While just 13 percent of Latinos graduate from college, the lowest rate of any U.S. ethnic group, some students from families that arrived in the United States from Mexico and other parts of Latin America refuse to let those daunting statistics hold them back.
Such is the case of Jesse Mora, the first member of his family to attend university and one of the only young people from his mostly Hispanic neighborhood in California to continue his studies after high school.
"At my high school, 80 percent of the students were Latinos and only half managed to graduate. Of them, very few began higher education," Mora told Efe.
Mora was born in California but spent most of his childhood in the Mexican state of Michoacan due to family reasons and immigration barriers. When he returned to the United States at 9, he did not speak English and was put in a special class for Hispanic students.
Although he helped his father in the fields on weekends and during school vacations, Mora said his dad told him from a very early age: "work hard in school so you don't have to work hard in the strawberry field."

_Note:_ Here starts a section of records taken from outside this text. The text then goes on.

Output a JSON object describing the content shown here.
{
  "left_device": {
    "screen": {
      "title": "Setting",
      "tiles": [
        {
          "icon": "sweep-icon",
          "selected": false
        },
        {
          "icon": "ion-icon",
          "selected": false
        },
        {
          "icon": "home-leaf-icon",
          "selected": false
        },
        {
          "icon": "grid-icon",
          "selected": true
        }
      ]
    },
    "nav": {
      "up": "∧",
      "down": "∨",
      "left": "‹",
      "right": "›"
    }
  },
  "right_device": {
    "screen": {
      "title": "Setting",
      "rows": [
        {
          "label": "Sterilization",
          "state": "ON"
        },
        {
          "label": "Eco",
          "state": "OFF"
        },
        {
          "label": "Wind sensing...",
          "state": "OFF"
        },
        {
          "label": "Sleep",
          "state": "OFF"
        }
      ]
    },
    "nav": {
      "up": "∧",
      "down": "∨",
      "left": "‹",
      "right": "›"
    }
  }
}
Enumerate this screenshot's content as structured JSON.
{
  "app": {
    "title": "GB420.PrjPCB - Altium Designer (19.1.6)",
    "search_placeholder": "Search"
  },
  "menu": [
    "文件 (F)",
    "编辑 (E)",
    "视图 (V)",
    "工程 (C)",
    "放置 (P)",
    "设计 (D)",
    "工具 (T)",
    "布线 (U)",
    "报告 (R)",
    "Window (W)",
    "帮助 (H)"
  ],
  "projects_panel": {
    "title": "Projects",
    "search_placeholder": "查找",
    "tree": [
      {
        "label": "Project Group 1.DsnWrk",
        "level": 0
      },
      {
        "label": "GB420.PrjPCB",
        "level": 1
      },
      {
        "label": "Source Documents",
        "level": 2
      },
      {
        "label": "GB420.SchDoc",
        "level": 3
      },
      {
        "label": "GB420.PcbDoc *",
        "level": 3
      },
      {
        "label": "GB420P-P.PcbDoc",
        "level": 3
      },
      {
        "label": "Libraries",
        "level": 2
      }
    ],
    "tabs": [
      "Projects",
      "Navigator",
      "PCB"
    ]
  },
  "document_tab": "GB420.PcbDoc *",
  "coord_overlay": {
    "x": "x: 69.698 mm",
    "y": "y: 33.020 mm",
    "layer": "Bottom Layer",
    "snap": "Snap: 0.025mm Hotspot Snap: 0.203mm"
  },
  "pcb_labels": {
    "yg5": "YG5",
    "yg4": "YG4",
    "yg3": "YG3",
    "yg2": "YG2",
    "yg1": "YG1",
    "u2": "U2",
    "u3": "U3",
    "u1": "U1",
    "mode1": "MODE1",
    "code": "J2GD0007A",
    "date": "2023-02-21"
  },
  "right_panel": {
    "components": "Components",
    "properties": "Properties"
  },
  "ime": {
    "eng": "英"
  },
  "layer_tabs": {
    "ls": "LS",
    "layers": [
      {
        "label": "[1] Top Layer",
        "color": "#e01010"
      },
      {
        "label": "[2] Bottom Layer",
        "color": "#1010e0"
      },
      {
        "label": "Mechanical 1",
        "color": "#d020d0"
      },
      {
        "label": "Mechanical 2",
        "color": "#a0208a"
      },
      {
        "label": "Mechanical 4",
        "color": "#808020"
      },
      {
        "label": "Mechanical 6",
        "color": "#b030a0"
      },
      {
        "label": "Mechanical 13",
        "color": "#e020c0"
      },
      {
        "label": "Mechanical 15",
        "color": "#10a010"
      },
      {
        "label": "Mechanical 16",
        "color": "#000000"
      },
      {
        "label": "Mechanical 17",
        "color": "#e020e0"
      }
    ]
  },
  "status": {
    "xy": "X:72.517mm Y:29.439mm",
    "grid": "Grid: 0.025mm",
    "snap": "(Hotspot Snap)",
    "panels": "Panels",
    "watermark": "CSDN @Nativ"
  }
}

Mora said it was not easy to make the transition from his Hispanic surroundings to a private university, where he was on scholarship and surrounded by students who were mostly white and from affluent families.
"I was the only one from my high school who was there and so at first I became friends with people from other minority groups, such as Asians or African-Americans who also had received government aid because of their parents' financial situation. It became easier to fit in as the years went by," Mora said.
Integration into American society was the main concern of the parents of Raquel Thompson, a Panamanian who arrived in the United States with her family as a toddler and went on to graduate from Yale University.
"Two of my sisters arrived in the United States at 9 and 10 so school was very difficult for them. They put them in a class that was for kids with learning disabilities and not just difficulty with English. They didn't go on to college," Thompson told Efe.
After that experience, Thompson's parents decided to speak only English at home for the benefit of their younger daughters, two of whom became the first members of the family to attend university.
Raquel told Efe that she left her entire family speechless the day she told them she had been accepted by Yale.
"U.S. public schools still don't know what to do with immigrant students who don't speak English, so you have to make a huge effort not to get left behind," she said.